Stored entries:
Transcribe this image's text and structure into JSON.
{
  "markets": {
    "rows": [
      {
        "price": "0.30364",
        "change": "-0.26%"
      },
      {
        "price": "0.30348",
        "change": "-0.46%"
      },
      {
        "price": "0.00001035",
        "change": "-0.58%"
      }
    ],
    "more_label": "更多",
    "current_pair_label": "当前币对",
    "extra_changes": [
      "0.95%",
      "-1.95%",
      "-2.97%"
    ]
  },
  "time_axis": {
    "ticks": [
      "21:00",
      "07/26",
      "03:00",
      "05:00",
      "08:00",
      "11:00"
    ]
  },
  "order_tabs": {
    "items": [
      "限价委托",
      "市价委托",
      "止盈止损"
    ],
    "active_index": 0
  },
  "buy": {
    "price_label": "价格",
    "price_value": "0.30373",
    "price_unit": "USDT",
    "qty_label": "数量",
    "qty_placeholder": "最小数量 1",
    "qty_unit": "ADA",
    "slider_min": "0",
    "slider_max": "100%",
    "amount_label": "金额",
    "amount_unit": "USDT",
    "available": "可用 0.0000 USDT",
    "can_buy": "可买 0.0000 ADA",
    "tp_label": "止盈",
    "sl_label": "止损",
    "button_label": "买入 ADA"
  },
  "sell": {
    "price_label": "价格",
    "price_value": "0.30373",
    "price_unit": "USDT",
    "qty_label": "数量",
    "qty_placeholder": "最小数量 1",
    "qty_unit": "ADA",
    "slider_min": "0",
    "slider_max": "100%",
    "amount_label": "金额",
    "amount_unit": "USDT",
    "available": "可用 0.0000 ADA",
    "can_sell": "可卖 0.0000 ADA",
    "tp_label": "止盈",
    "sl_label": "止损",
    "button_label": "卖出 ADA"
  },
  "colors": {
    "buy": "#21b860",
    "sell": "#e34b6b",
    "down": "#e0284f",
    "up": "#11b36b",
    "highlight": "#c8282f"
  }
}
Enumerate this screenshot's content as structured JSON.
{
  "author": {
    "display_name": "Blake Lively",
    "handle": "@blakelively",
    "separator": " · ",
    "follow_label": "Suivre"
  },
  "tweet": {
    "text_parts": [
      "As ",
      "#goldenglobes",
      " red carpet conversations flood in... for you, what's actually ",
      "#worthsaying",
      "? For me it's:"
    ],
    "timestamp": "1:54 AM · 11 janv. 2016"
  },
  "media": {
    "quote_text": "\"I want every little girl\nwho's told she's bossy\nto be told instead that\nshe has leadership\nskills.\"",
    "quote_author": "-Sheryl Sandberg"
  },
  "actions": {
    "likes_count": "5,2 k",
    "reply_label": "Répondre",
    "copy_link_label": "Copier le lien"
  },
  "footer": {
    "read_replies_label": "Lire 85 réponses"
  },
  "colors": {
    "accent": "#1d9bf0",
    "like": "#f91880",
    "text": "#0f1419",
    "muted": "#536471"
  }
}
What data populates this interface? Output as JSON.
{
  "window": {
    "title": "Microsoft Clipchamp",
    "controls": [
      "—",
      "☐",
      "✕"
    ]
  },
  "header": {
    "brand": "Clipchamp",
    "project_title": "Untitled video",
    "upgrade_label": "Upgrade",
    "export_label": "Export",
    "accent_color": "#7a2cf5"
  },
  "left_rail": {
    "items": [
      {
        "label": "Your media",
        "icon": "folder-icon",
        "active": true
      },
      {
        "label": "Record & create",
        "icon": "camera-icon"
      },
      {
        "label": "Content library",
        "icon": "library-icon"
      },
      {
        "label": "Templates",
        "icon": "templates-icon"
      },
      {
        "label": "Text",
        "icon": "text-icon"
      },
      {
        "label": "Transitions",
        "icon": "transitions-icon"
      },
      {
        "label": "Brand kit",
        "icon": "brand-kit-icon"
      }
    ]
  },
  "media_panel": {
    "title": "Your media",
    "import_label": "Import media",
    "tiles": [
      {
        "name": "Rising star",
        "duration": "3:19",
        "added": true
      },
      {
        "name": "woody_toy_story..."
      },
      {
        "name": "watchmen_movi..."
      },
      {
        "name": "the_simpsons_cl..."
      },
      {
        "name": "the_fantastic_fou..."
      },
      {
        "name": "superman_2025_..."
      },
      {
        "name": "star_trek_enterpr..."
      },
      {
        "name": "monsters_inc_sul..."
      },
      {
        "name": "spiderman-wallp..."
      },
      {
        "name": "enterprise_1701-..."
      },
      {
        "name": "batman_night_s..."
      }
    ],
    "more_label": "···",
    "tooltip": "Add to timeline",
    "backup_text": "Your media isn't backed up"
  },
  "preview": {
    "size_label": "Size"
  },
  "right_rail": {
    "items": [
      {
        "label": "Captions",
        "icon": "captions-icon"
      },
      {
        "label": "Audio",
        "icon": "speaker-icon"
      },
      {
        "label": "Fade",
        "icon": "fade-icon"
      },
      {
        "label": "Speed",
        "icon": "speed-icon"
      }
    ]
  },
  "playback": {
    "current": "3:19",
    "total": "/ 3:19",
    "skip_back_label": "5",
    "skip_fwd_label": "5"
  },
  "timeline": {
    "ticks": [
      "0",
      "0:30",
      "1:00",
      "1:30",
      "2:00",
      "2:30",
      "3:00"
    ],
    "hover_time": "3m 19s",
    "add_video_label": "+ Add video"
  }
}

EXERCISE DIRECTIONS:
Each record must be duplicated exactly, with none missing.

RESULT OF THE EXERCISE:
Transcribe this image's text and structure into JSON.
{
  "markets": {
    "rows": [
      {
        "price": "0.30364",
        "change": "-0.26%"
      },
      {
        "price": "0.30348",
        "change": "-0.46%"
      },
      {
        "price": "0.00001035",
        "change": "-0.58%"
      }
    ],
    "more_label": "更多",
    "current_pair_label": "当前币对",
    "extra_changes": [
      "0.95%",
      "-1.95%",
      "-2.97%"
    ]
  },
  "time_axis": {
    "ticks": [
      "21:00",
      "07/26",
      "03:00",
      "05:00",
      "08:00",
      "11:00"
    ]
  },
  "order_tabs": {
    "items": [
      "限价委托",
      "市价委托",
      "止盈止损"
    ],
    "active_index": 0
  },
  "buy": {
    "price_label": "价格",
    "price_value": "0.30373",
    "price_unit": "USDT",
    "qty_label": "数量",
    "qty_placeholder": "最小数量 1",
    "qty_unit": "ADA",
    "slider_min": "0",
    "slider_max": "100%",
    "amount_label": "金额",
    "amount_unit": "USDT",
    "available": "可用 0.0000 USDT",
    "can_buy": "可买 0.0000 ADA",
    "tp_label": "止盈",
    "sl_label": "止损",
    "button_label": "买入 ADA"
  },
  "sell": {
    "price_label": "价格",
    "price_value": "0.30373",
    "price_unit": "USDT",
    "qty_label": "数量",
    "qty_placeholder": "最小数量 1",
    "qty_unit": "ADA",
    "slider_min": "0",
    "slider_max": "100%",
    "amount_label": "金额",
    "amount_unit": "USDT",
    "available": "可用 0.0000 ADA",
    "can_sell": "可卖 0.0000 ADA",
    "tp_label": "止盈",
    "sl_label": "止损",
    "button_label": "卖出 ADA"
  },
  "colors": {
    "buy": "#21b860",
    "sell": "#e34b6b",
    "down": "#e0284f",
    "up": "#11b36b",
    "highlight": "#c8282f"
  }
}
Enumerate this screenshot's content as structured JSON.
{
  "author": {
    "display_name": "Blake Lively",
    "handle": "@blakelively",
    "separator": " · ",
    "follow_label": "Suivre"
  },
  "tweet": {
    "text_parts": [
      "As ",
      "#goldenglobes",
      " red carpet conversations flood in... for you, what's actually ",
      "#worthsaying",
      "? For me it's:"
    ],
    "timestamp": "1:54 AM · 11 janv. 2016"
  },
  "media": {
    "quote_text": "\"I want every little girl\nwho's told she's bossy\nto be told instead that\nshe has leadership\nskills.\"",
    "quote_author": "-Sheryl Sandberg"
  },
  "actions": {
    "likes_count": "5,2 k",
    "reply_label": "Répondre",
    "copy_link_label": "Copier le lien"
  },
  "footer": {
    "read_replies_label": "Lire 85 réponses"
  },
  "colors": {
    "accent": "#1d9bf0",
    "like": "#f91880",
    "text": "#0f1419",
    "muted": "#536471"
  }
}
What data populates this interface? Output as JSON.
{
  "window": {
    "title": "Microsoft Clipchamp",
    "controls": [
      "—",
      "☐",
      "✕"
    ]
  },
  "header": {
    "brand": "Clipchamp",
    "project_title": "Untitled video",
    "upgrade_label": "Upgrade",
    "export_label": "Export",
    "accent_color": "#7a2cf5"
  },
  "left_rail": {
    "items": [
      {
        "label": "Your media",
        "icon": "folder-icon",
        "active": true
      },
      {
        "label": "Record & create",
        "icon": "camera-icon"
      },
      {
        "label": "Content library",
        "icon": "library-icon"
      },
      {
        "label": "Templates",
        "icon": "templates-icon"
      },
      {
        "label": "Text",
        "icon": "text-icon"
      },
      {
        "label": "Transitions",
        "icon": "transitions-icon"
      },
      {
        "label": "Brand kit",
        "icon": "brand-kit-icon"
      }
    ]
  },
  "media_panel": {
    "title": "Your media",
    "import_label": "Import media",
    "tiles": [
      {
        "name": "Rising star",
        "duration": "3:19",
        "added": true
      },
      {
        "name": "woody_toy_story..."
      },
      {
        "name": "watchmen_movi..."
      },
      {
        "name": "the_simpsons_cl..."
      },
      {
        "name": "the_fantastic_fou..."
      },
      {
        "name": "superman_2025_..."
      },
      {
        "name": "star_trek_enterpr..."
      },
      {
        "name": "monsters_inc_sul..."
      },
      {
        "name": "spiderman-wallp..."
      },
      {
        "name": "enterprise_1701-..."
      },
      {
        "name": "batman_night_s..."
      }
    ],
    "more_label": "···",
    "tooltip": "Add to timeline",
    "backup_text": "Your media isn't backed up"
  },
  "preview": {
    "size_label": "Size"
  },
  "right_rail": {
    "items": [
      {
        "label": "Captions",
        "icon": "captions-icon"
      },
      {
        "label": "Audio",
        "icon": "speaker-icon"
      },
      {
        "label": "Fade",
        "icon": "fade-icon"
      },
      {
        "label": "Speed",
        "icon": "speed-icon"
      }
    ]
  },
  "playback": {
    "current": "3:19",
    "total": "/ 3:19",
    "skip_back_label": "5",
    "skip_fwd_label": "5"
  },
  "timeline": {
    "ticks": [
      "0",
      "0:30",
      "1:00",
      "1:30",
      "2:00",
      "2:30",
      "3:00"
    ],
    "hover_time": "3m 19s",
    "add_video_label": "+ Add video"
  }
}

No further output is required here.